When It’s Time for a Daily Money Manager

Two of the most frequent reasons people turn to a daily money manager have to do with situations like these:

John, age 53, called his mother who lived in another State. During the call, his mother complained that she’d received a bill from her neighborhood urgent care facility for $5,500 for a single wrist x-ray. She said not to worry, her wrist wasn’t broken, just a sprain, and she’d already written them a check for the X-ray. John was speechless.

Paula, a highly successful art auctioneer and antique dealer, traveled the world to satisfy her clients’ tastes for fine collectibles. Every year, Pauls made a maximum contribution to her SEP-IRA. Last year, due to an exceptionally busy year and hectic schedule, she remembered to make the deposit, but forgot to invest the money. It sat in cash for over a year losing potential profits.

Adult children of aging parents like John need daily money management solutions for peace of mind for themselves as well as their elders. With age, older people living independently become forgetful and distracted with health issues. Managing monthly bills and sorting through bank statements, investments, and medical insurance forms becomes more difficult. The adult children worry about their parents’ financial decline, but are hesitant to get involved. Their own lives are busy, they live far away, or they just don’t want to face the fact that their their parents can no longer maintain autonomy and control over their own lives.

workEntrepreneurs like Paula need help to manage their daily money matters and investment accounts. Usually working longer than 8-hour days, traveling extensively, having multiple investment accounts, often owning multiple properties, these busy business owners have little time to tend to their personal financial matters.

If either of these scenarios hit home with you or with someone you know, please consider a complimentary review with us at DL Money Matters. We can help you decide whether it’s time for a daily money manager in your life, or in the life of someone you love.

Summer Travel with Mom and Dad

three womenThis summer will see families planning and taking vacation together. The best memories happen when 3, 4, or more generations spend time together at places carefully chosen to keep everyone happy. The key is finding places to stay and things to do that have something for everyone—regardless of age or physical ability.

We’ve searched the web and selected a few resources we think can help you plan and find deals—even at the last minute.

All-inclusive family-oriented beach resorts in the Caribbean offer all the comforts of home plus plenty of activities for everyone. Kids can play on the beach while grandma can relax in the shade with her favorite book. Check out Best All-Inclusive Caribbean Family Resorts for 2018.

Family summer camps offer accommodations, meals and activities for intergenerational groups. What better place that lodging in a natural setting with a slew of activities and social time. Visit Trip Savvy for information on family camps all over the U.S.

For the truly adventurous, the website Road Scholar offers ideas for over 200 intergenerational family programs that are educational and fun and in places all over the world.

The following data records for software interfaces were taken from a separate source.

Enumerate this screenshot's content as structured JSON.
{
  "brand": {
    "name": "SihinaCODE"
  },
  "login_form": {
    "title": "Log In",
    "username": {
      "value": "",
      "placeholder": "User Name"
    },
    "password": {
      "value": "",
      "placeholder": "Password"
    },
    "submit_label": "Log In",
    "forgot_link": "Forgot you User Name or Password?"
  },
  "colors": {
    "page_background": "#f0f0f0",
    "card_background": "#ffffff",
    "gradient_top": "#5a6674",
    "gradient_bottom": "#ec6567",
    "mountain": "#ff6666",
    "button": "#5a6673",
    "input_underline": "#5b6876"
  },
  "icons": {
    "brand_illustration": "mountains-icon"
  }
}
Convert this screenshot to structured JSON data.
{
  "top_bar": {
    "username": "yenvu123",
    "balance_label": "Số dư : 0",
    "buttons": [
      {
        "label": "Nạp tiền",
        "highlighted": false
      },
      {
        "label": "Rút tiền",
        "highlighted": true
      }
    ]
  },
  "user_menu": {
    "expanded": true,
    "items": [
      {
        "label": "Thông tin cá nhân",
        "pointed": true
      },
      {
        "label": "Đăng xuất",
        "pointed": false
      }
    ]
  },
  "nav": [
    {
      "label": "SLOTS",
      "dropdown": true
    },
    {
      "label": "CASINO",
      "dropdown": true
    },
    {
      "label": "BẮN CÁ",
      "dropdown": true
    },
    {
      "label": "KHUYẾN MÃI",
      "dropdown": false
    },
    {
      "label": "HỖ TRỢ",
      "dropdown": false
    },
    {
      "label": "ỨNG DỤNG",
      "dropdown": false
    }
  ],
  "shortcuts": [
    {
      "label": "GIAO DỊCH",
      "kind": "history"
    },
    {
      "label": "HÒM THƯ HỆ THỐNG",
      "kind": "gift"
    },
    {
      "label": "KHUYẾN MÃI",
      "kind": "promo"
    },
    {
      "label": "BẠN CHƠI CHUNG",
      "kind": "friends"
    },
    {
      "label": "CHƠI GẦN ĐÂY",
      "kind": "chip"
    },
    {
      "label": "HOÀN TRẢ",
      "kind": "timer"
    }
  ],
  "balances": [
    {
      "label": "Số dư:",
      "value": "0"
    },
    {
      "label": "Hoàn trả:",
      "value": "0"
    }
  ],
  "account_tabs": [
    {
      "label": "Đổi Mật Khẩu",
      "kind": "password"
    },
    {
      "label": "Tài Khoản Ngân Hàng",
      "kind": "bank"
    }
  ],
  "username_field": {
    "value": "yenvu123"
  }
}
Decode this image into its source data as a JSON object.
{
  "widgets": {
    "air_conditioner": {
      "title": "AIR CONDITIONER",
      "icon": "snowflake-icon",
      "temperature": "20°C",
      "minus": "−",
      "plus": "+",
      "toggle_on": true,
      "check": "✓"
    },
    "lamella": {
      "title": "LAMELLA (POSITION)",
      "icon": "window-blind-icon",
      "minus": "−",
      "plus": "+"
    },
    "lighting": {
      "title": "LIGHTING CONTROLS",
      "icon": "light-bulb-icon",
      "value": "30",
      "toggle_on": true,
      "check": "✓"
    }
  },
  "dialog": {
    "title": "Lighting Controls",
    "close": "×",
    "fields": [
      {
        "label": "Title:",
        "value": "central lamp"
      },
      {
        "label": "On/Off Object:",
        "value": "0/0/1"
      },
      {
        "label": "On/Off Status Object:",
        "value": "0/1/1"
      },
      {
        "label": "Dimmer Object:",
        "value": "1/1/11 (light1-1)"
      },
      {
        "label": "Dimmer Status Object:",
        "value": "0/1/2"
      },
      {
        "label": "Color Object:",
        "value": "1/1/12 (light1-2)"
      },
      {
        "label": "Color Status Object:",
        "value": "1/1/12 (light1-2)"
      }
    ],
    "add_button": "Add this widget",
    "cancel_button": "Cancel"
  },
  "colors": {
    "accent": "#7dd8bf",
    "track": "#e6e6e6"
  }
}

Cruises are often ideal solutions. There are endless activities for kids, more leisurely activities for the less adventurous, and visits to exotic ports where the needs of the disabled are provided.

Finding the most economical way to pull together a great multigenerational family vacation may take some homework, so we’ve turned to Kiplinger and their easy to navigate slideshow on the Best Travel Websites to Save You Money.

Have a great summer!

Keeping Senior Independent

The Chicago Tribune recently ran an interesting article that everyone who has a relative or loved one having trouble paying bills and managing life’s paperwork, especially insurance paper, would benefit from reading.

senior man

Photo credit: Chicago Tribune

Entitled Daily Money Management Services Keep Senior Independent, the article points out how hiring a professional daily money manager associated with the American Association of Daily Money Managers may help maintain a senior’s independence, protect their nest egg, and make their lives more peaceful and manageable.

When doctor bills, Medicare statement, and credit card bills begin to pile up, it’s a good indication that a senior may be becoming increasingly forgetful, unable to handle the mail because of poor eyesight, or is simply becoming overwhelmed.

The frauds prey on seniors and they are defenseless against money scammers. The article reported one client who was an “inch away from sending her checking account number to a foreign entity.” When the adult children live far away and can’t regularly monitor a senior’s bill paying, having a trusted daily money manager can be the only resource available to be 100% sure assets are protected, and what little money might be available is spent properly and legally.

Our fees for these services are reasonable, especially considering the risk taken without this type of financial oversight. Clients send their bills to us, and we in turn pay them from the client’s account. If there are insufficient funds in the account, or if an invoice or statement appears out of line with the norm, the senior and/or a family member is immediately notified.

Not just for seniors, busy executives who frequently travel, and snowbirds that maintain two residences, also benefit from daily money management services. If you believe these services may be beneficial to your or a loved one, we invite you to call us for a friendly no-obligation conversation at (513) 322-1036. You can learn more at www.aadmm.com or visit our website’s Money Management page.